— Task instructions —
Only the lines containing the string "title" are needed; copy all of them from the listing.
____________
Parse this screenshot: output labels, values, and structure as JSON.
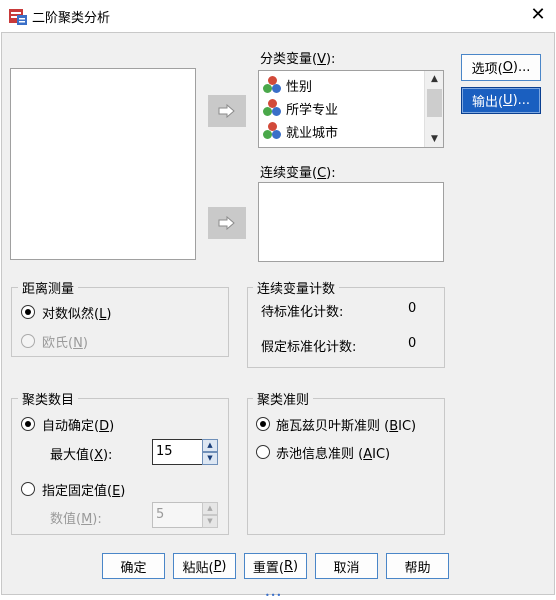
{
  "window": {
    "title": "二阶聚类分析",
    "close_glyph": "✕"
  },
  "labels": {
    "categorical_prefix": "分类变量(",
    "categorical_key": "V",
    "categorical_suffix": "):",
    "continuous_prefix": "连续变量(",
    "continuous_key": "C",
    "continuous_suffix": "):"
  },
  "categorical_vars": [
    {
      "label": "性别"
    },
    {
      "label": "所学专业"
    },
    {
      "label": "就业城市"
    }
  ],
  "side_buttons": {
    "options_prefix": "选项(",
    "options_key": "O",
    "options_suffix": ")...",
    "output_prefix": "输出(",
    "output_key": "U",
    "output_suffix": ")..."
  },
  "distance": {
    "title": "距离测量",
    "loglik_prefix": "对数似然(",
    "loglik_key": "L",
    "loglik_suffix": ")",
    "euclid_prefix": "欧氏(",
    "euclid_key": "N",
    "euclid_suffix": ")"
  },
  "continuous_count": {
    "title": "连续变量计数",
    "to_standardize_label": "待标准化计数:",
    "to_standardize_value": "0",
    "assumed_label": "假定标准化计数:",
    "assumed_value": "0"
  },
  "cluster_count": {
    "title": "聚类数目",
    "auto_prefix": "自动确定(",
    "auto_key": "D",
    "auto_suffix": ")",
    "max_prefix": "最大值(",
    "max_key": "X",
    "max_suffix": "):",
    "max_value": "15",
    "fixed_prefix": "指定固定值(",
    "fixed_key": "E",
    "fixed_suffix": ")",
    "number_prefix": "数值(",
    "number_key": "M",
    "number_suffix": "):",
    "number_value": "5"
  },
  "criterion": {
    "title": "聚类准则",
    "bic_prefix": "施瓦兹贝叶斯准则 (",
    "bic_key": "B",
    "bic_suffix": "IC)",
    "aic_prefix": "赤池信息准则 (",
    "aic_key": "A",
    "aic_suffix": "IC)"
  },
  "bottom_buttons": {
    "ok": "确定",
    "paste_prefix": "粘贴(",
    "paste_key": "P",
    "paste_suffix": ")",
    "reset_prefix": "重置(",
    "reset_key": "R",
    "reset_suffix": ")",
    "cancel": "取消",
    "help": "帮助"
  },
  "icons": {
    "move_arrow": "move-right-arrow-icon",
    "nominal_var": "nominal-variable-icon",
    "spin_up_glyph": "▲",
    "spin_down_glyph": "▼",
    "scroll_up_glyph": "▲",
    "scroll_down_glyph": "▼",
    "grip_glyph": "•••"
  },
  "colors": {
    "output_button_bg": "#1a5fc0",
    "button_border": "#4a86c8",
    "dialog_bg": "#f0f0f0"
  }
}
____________
— Reply to the task —
    "title": "二阶聚类分析",
    "title": "距离测量",
    "title": "连续变量计数",
    "title": "聚类数目",
    "title": "聚类准则",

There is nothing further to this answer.